In the spotlight:

Shahrokh Bikaran &

Ilyas Yourish

"We feel part of a new generation of Afghans making films which have a unique perspective"

Film still: Kamay, dir. Shahrokh Bikaran & Ilyas Yourish

Metaphors for a people:

In conversation with Kamay filmmakers Shahrokh Bikaran and Ilyas Yourish

Afghan filmmakers Shahrokh Bikaran and Ilyas Yourish are currently working on their debut feature film, but in reality, they’ve been part of a close-knit community that has shaped the last decade of cinema coming out of Kabul. “We worked on many films during the past ten years, either as crew members or just for the sake of cinema,” Shahrokh says. “Filmmakers from around the world would come to Kabul—even some Afghan filmmakers who had fled earlier—and they would face a country that they only knew from memories or the mainstream media. But living, surviving, and working in the country is a skill that only the locals have, so we always supported these filmmakers with our knowledge.”
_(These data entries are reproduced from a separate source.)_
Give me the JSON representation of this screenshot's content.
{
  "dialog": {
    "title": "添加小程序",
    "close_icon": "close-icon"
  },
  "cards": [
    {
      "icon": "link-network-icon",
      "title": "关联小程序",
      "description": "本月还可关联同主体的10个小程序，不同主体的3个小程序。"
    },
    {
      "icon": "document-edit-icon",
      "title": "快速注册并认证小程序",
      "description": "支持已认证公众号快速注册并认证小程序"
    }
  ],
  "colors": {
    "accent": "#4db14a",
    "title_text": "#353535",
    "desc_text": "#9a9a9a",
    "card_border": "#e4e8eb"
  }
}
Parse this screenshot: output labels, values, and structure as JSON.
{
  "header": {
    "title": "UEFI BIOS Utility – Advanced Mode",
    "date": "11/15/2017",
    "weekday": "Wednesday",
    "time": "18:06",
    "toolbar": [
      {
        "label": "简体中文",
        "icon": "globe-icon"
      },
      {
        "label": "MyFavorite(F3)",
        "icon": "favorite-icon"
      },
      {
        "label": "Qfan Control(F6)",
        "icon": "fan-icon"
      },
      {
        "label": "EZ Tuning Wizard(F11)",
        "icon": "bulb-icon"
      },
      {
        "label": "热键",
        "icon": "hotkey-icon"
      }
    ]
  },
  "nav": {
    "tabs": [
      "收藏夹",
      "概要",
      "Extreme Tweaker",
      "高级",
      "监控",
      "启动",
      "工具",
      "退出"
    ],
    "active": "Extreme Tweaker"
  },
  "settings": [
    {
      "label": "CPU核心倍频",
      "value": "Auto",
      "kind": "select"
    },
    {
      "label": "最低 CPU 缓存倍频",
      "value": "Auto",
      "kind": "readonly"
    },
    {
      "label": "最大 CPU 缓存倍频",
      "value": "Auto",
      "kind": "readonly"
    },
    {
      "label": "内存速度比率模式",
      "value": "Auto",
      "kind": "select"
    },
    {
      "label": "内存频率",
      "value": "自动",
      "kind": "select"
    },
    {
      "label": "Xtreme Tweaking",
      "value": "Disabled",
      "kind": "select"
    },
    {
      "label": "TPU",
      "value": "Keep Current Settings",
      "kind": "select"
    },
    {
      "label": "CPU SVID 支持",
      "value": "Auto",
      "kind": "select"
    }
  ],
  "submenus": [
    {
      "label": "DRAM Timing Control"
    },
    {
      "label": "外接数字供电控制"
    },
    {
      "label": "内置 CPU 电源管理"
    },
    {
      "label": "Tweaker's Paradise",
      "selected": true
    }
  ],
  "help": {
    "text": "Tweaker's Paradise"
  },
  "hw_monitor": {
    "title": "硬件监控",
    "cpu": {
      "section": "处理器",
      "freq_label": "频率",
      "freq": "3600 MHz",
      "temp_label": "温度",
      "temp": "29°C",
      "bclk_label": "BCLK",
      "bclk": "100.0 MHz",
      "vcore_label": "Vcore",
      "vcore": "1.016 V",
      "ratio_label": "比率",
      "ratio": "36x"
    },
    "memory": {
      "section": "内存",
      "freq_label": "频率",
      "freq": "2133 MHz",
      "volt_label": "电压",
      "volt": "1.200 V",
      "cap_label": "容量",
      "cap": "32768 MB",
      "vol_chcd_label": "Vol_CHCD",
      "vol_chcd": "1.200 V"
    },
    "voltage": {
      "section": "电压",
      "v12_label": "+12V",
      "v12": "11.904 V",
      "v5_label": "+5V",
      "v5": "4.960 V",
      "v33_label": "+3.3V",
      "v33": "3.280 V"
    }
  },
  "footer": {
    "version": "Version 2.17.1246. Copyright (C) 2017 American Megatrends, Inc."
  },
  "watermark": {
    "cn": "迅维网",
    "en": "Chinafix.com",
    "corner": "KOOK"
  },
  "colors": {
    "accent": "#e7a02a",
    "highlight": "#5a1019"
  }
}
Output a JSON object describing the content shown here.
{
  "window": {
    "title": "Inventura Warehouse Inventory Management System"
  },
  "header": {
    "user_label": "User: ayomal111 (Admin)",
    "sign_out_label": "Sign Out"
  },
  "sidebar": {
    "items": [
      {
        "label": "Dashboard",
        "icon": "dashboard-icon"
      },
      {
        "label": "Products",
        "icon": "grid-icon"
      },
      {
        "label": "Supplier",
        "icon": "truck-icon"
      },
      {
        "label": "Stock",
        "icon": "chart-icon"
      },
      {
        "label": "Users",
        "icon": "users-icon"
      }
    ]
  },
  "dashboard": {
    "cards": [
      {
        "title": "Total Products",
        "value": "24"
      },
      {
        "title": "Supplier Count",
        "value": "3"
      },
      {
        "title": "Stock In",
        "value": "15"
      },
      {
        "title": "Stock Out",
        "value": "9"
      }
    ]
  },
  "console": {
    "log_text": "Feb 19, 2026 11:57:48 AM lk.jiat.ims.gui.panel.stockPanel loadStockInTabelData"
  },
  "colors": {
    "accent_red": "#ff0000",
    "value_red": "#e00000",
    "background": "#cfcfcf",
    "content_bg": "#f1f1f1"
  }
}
That spirit of communal filmmaking and artistic support landed them gigs as well, including as crew members on Aboozar Amini’s award-winning Kabul, City in the Wind. “Shahrokh made a living with sound design and recording, as well as score composing, so he’s been involved in more than ten documentaries. I was mostly working on the research side and managing the production aspects. But at the same time, we were also developing our own projects. So that’s the cultural environment that we grew up in,” Ilyas explains.

For them, the cinema they make can’t be separated from that cultural environment, or more importantly, from their identity.

“What really made me a filmmaker is the living experience of being part of the Hazaras in Afghanistan,” Shahrokh says. “We come from a persecuted background, so what made us filmmakers was not any university or big opportunities, but the struggle to tell our own stories.”

Kamay, their current documentary project, is a prime example. “On November 19, 2017, a Hazaran girl committed suicide in Kabul University. We had two choices: to follow this story or not,” Ilyas says. The filmmakers soon opted to meet with the girl’s family and observe their rural life turn upside down.

“It was before the collapse, during a bloody war full of suicide bombings and civilians being targeted—especially Hazaras because of their ethnic and religious identity. And under one of the most corrupt government and judicial systems in the world, here comes a Hazara family who practiced their basic rights and went out with a quest for justice.” Coming from the Hazara people, making the film is a question of social responsibility, Shahrokh and Ilyas say, adding that their generation was one of the first to be educated. “The story is not only the family’s story. It’s Shahrokh’s story, it’s my story, it’s the story of this whole community for generations,” Ilyas explains. “This family is practicing their rights, getting educated, and fighting for their basic livelihood in the mountains—all these elements are a metaphor for the community, and even for the people of Afghanistan. That’s why we chose to follow the story, and we believe it’s a very important story to tell.”

Filmmakers Ilyas Yourish and Shahrokh Bikaran (middle screen) pitching their project Kamay at IDFA Forum 2020

Critically, Shahrokh and Ilyas’ artistic method—the way they’re telling the story—is just as important as the story itself. As creative documentary filmmakers, their modus operandi has emerged in stark contrast to the images most often seen of Afghanistan. “The mainstream media have always focused on big stories and bold headlines. They never really got close to the people, to hear and understand them,” Shahrokh says. “It’s always about the war, politics, terrorism, and explosions. People are turned into mere numbers. The bigger the number, the bigger the impact, and the bigger the headline. It came to a point where a hundred people would be killed, but it still wouldn’t make the headline because it’s not enough. This helicopter view dehumanized the people of Afghanistan. “We think that by reflecting on the inner world of the characters, and by telling the story of very ordinary people and moments, we may create more understanding and empathy for Afghan people. There are a lot of things to be discovered within the details that aren’t important for mainstream media.”

At the moment, Shahrokh and Ilyas are busy working on their rough cut—Ilyas from Brussels, Shahrokh from a refugee center, where they’re currently housed after fleeing Afghanistan last year. Looking ahead, they’re hopeful for the same level of support that they previously showed their colleagues in the documentary industry. And with awards such as Best Asian Project at DMZ Industry and The Whickers Film and TV Funding Award at Sheffield DocFest under their belt, not to mention support from the Sundance Documentary Fund and Berlinale World Cinema Fund, the industry may be starting to heed their call. “We feel part of a new generation of Afghans making films which have a unique perspective. They narrate the stories that you may have never heard—even the Afghans themselves have never heard,” Shahrokh says. “We expect the institutions and foundations who invest in documentaries to respect the perspective we bring. We are trying a new approach to cinema which should be supported.”

By Julia Yudelman

Film still: Kamay, dir. Shahrokh Bikaran & Ilyas Yourish